TASK DETAILS | Only an exact copy is wanted: the lines from the one holding "Enumerate this screenshot's" through the last line below, minus the pictures.

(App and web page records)
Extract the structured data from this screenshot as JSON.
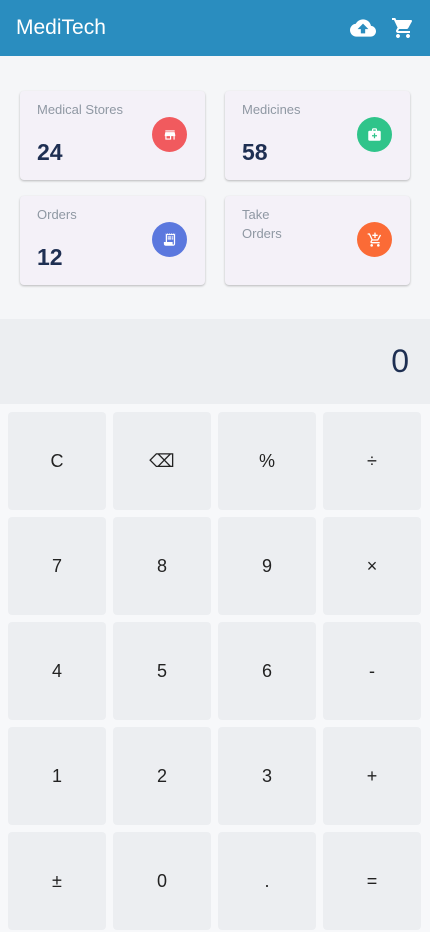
{
  "app": {
    "title": "MediTech",
    "upload_icon": "cloud-upload-icon",
    "cart_icon": "shopping-cart-icon",
    "bar_color": "#2a8dbf"
  },
  "cards": [
    {
      "label": "Medical Stores",
      "value": "24",
      "icon": "store-icon",
      "color": "#f15a5e"
    },
    {
      "label": "Medicines",
      "value": "58",
      "icon": "medical-bag-icon",
      "color": "#2fc48a"
    },
    {
      "label": "Orders",
      "value": "12",
      "icon": "receipt-icon",
      "color": "#5b78de"
    },
    {
      "label": "Take  Orders",
      "value": "",
      "icon": "add-to-cart-icon",
      "color": "#fb6b36"
    }
  ],
  "calculator": {
    "display": "0",
    "keys": [
      [
        "C",
        "⌫",
        "%",
        "÷"
      ],
      [
        "7",
        "8",
        "9",
        "×"
      ],
      [
        "4",
        "5",
        "6",
        "-"
      ],
      [
        "1",
        "2",
        "3",
        "+"
      ],
      [
        "±",
        "0",
        ".",
        "="
      ]
    ]
  }
}
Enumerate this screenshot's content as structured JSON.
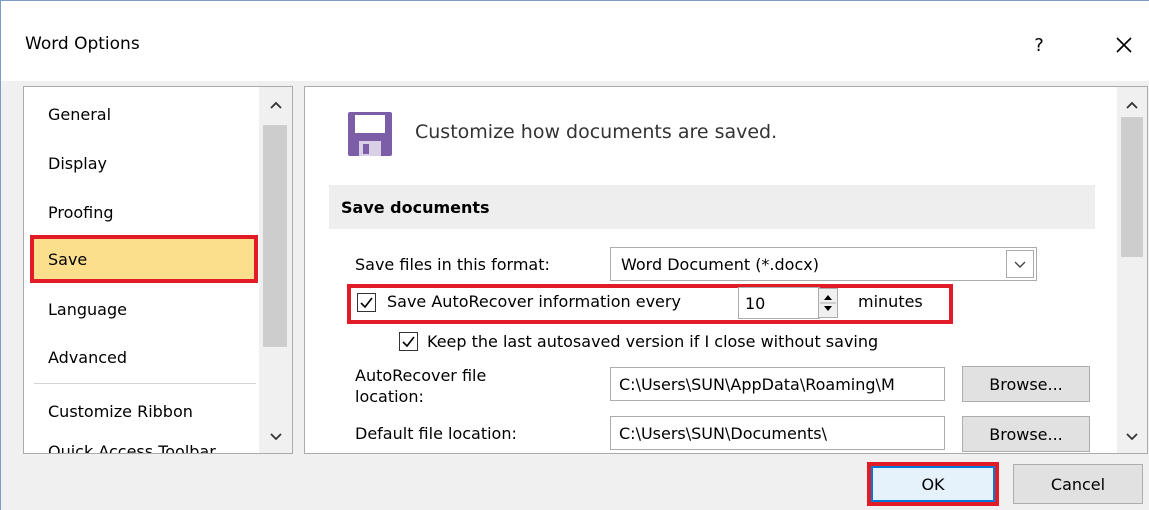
{
  "window": {
    "title": "Word Options",
    "help_label": "?"
  },
  "nav": {
    "items": [
      {
        "label": "General"
      },
      {
        "label": "Display"
      },
      {
        "label": "Proofing"
      },
      {
        "label": "Save"
      },
      {
        "label": "Language"
      },
      {
        "label": "Advanced"
      },
      {
        "label": "Customize Ribbon"
      },
      {
        "label": "Quick Access Toolbar"
      }
    ],
    "selected": "Save"
  },
  "content": {
    "heading": "Customize how documents are saved.",
    "section_title": "Save documents",
    "format": {
      "label": "Save files in this format:",
      "value": "Word Document (*.docx)"
    },
    "autorecover": {
      "checked": true,
      "label": "Save AutoRecover information every",
      "minutes_value": "10",
      "unit": "minutes"
    },
    "keep_last": {
      "checked": true,
      "label": "Keep the last autosaved version if I close without saving"
    },
    "autorecover_location": {
      "label_line1": "AutoRecover file",
      "label_line2": "location:",
      "value": "C:\\Users\\SUN\\AppData\\Roaming\\M",
      "browse": "Browse..."
    },
    "default_location": {
      "label": "Default file location:",
      "value": "C:\\Users\\SUN\\Documents\\",
      "browse": "Browse..."
    }
  },
  "footer": {
    "ok": "OK",
    "cancel": "Cancel"
  },
  "colors": {
    "highlight": "#e21c26",
    "selected_nav": "#fcdf8d",
    "floppy": "#7b5ea7"
  }
}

SOLUTION TO THIS TASK |
Enumerate this screenshot's content as structured JSON.
{
  "window": {
    "title": "Word Options",
    "help_label": "?"
  },
  "nav": {
    "items": [
      {
        "label": "General"
      },
      {
        "label": "Display"
      },
      {
        "label": "Proofing"
      },
      {
        "label": "Save"
      },
      {
        "label": "Language"
      },
      {
        "label": "Advanced"
      },
      {
        "label": "Customize Ribbon"
      },
      {
        "label": "Quick Access Toolbar"
      }
    ],
    "selected": "Save"
  },
  "content": {
    "heading": "Customize how documents are saved.",
    "section_title": "Save documents",
    "format": {
      "label": "Save files in this format:",
      "value": "Word Document (*.docx)"
    },
    "autorecover": {
      "checked": true,
      "label": "Save AutoRecover information every",
      "minutes_value": "10",
      "unit": "minutes"
    },
    "keep_last": {
      "checked": true,
      "label": "Keep the last autosaved version if I close without saving"
    },
    "autorecover_location": {
      "label_line1": "AutoRecover file",
      "label_line2": "location:",
      "value": "C:\\Users\\SUN\\AppData\\Roaming\\M",
      "browse": "Browse..."
    },
    "default_location": {
      "label": "Default file location:",
      "value": "C:\\Users\\SUN\\Documents\\",
      "browse": "Browse..."
    }
  },
  "footer": {
    "ok": "OK",
    "cancel": "Cancel"
  },
  "colors": {
    "highlight": "#e21c26",
    "selected_nav": "#fcdf8d",
    "floppy": "#7b5ea7"
  }
}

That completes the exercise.